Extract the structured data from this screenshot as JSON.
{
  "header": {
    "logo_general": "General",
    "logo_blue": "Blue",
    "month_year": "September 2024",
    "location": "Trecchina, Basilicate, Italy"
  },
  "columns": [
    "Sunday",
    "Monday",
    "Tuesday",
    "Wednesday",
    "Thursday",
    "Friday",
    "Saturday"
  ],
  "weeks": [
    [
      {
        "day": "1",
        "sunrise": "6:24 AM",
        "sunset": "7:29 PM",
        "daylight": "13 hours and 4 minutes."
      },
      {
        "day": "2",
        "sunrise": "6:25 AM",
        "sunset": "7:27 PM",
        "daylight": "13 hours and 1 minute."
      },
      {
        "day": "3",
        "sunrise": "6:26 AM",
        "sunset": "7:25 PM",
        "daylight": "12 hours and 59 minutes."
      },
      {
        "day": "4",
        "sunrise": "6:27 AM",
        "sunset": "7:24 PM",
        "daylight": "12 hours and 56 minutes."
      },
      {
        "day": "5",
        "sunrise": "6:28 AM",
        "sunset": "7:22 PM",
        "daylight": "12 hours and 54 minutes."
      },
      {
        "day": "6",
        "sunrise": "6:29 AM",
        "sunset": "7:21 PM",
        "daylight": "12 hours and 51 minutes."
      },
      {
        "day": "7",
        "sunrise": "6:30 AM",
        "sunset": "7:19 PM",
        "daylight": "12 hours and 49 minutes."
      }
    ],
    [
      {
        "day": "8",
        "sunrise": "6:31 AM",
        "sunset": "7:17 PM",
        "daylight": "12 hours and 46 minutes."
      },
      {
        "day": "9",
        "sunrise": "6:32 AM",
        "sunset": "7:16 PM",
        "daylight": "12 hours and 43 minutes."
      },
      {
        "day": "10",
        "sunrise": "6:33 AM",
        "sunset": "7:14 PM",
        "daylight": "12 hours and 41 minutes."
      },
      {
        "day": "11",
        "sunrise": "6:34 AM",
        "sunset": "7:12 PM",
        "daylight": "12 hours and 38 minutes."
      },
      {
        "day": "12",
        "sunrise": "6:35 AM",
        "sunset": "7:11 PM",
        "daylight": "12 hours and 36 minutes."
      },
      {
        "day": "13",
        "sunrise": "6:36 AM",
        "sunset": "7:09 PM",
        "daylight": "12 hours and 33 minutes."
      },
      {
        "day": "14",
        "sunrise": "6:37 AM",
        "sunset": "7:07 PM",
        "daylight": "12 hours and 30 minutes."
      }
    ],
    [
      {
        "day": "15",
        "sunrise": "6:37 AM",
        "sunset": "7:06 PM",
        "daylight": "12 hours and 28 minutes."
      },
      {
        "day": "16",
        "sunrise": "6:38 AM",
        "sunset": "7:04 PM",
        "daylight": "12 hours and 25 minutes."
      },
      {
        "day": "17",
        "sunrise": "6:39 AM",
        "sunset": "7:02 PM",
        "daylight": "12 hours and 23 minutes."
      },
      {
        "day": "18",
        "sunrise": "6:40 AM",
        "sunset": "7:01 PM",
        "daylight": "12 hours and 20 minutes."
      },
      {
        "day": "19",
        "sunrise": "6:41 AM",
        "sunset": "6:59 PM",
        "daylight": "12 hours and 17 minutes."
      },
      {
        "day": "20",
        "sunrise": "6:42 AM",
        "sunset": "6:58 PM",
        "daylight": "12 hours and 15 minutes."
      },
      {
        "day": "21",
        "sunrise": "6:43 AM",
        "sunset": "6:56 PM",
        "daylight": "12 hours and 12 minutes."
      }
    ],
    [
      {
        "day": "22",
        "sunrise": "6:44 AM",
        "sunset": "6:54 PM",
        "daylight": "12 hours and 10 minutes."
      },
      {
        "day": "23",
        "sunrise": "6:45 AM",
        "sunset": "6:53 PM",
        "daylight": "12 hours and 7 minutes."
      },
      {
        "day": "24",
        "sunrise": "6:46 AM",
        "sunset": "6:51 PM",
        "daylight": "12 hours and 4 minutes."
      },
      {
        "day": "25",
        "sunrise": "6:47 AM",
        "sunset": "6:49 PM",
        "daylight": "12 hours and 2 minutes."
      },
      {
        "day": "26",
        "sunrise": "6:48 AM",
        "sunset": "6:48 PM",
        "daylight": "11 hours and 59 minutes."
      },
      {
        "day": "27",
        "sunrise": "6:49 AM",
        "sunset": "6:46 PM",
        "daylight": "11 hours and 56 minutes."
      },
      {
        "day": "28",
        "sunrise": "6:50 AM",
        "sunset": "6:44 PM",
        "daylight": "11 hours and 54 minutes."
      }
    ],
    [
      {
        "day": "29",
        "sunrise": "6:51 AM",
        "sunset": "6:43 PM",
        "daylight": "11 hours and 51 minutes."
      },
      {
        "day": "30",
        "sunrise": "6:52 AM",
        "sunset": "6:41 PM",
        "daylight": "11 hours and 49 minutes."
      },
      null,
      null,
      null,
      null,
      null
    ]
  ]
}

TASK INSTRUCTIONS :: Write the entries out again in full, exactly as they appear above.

EXPECTED OUTPUT ::
Extract the structured data from this screenshot as JSON.
{
  "header": {
    "logo_general": "General",
    "logo_blue": "Blue",
    "month_year": "September 2024",
    "location": "Trecchina, Basilicate, Italy"
  },
  "columns": [
    "Sunday",
    "Monday",
    "Tuesday",
    "Wednesday",
    "Thursday",
    "Friday",
    "Saturday"
  ],
  "weeks": [
    [
      {
        "day": "1",
        "sunrise": "6:24 AM",
        "sunset": "7:29 PM",
        "daylight": "13 hours and 4 minutes."
      },
      {
        "day": "2",
        "sunrise": "6:25 AM",
        "sunset": "7:27 PM",
        "daylight": "13 hours and 1 minute."
      },
      {
        "day": "3",
        "sunrise": "6:26 AM",
        "sunset": "7:25 PM",
        "daylight": "12 hours and 59 minutes."
      },
      {
        "day": "4",
        "sunrise": "6:27 AM",
        "sunset": "7:24 PM",
        "daylight": "12 hours and 56 minutes."
      },
      {
        "day": "5",
        "sunrise": "6:28 AM",
        "sunset": "7:22 PM",
        "daylight": "12 hours and 54 minutes."
      },
      {
        "day": "6",
        "sunrise": "6:29 AM",
        "sunset": "7:21 PM",
        "daylight": "12 hours and 51 minutes."
      },
      {
        "day": "7",
        "sunrise": "6:30 AM",
        "sunset": "7:19 PM",
        "daylight": "12 hours and 49 minutes."
      }
    ],
    [
      {
        "day": "8",
        "sunrise": "6:31 AM",
        "sunset": "7:17 PM",
        "daylight": "12 hours and 46 minutes."
      },
      {
        "day": "9",
        "sunrise": "6:32 AM",
        "sunset": "7:16 PM",
        "daylight": "12 hours and 43 minutes."
      },
      {
        "day": "10",
        "sunrise": "6:33 AM",
        "sunset": "7:14 PM",
        "daylight": "12 hours and 41 minutes."
      },
      {
        "day": "11",
        "sunrise": "6:34 AM",
        "sunset": "7:12 PM",
        "daylight": "12 hours and 38 minutes."
      },
      {
        "day": "12",
        "sunrise": "6:35 AM",
        "sunset": "7:11 PM",
        "daylight": "12 hours and 36 minutes."
      },
      {
        "day": "13",
        "sunrise": "6:36 AM",
        "sunset": "7:09 PM",
        "daylight": "12 hours and 33 minutes."
      },
      {
        "day": "14",
        "sunrise": "6:37 AM",
        "sunset": "7:07 PM",
        "daylight": "12 hours and 30 minutes."
      }
    ],
    [
      {
        "day": "15",
        "sunrise": "6:37 AM",
        "sunset": "7:06 PM",
        "daylight": "12 hours and 28 minutes."
      },
      {
        "day": "16",
        "sunrise": "6:38 AM",
        "sunset": "7:04 PM",
        "daylight": "12 hours and 25 minutes."
      },
      {
        "day": "17",
        "sunrise": "6:39 AM",
        "sunset": "7:02 PM",
        "daylight": "12 hours and 23 minutes."
      },
      {
        "day": "18",
        "sunrise": "6:40 AM",
        "sunset": "7:01 PM",
        "daylight": "12 hours and 20 minutes."
      },
      {
        "day": "19",
        "sunrise": "6:41 AM",
        "sunset": "6:59 PM",
        "daylight": "12 hours and 17 minutes."
      },
      {
        "day": "20",
        "sunrise": "6:42 AM",
        "sunset": "6:58 PM",
        "daylight": "12 hours and 15 minutes."
      },
      {
        "day": "21",
        "sunrise": "6:43 AM",
        "sunset": "6:56 PM",
        "daylight": "12 hours and 12 minutes."
      }
    ],
    [
      {
        "day": "22",
        "sunrise": "6:44 AM",
        "sunset": "6:54 PM",
        "daylight": "12 hours and 10 minutes."
      },
      {
        "day": "23",
        "sunrise": "6:45 AM",
        "sunset": "6:53 PM",
        "daylight": "12 hours and 7 minutes."
      },
      {
        "day": "24",
        "sunrise": "6:46 AM",
        "sunset": "6:51 PM",
        "daylight": "12 hours and 4 minutes."
      },
      {
        "day": "25",
        "sunrise": "6:47 AM",
        "sunset": "6:49 PM",
        "daylight": "12 hours and 2 minutes."
      },
      {
        "day": "26",
        "sunrise": "6:48 AM",
        "sunset": "6:48 PM",
        "daylight": "11 hours and 59 minutes."
      },
      {
        "day": "27",
        "sunrise": "6:49 AM",
        "sunset": "6:46 PM",
        "daylight": "11 hours and 56 minutes."
      },
      {
        "day": "28",
        "sunrise": "6:50 AM",
        "sunset": "6:44 PM",
        "daylight": "11 hours and 54 minutes."
      }
    ],
    [
      {
        "day": "29",
        "sunrise": "6:51 AM",
        "sunset": "6:43 PM",
        "daylight": "11 hours and 51 minutes."
      },
      {
        "day": "30",
        "sunrise": "6:52 AM",
        "sunset": "6:41 PM",
        "daylight": "11 hours and 49 minutes."
      },
      null,
      null,
      null,
      null,
      null
    ]
  ]
}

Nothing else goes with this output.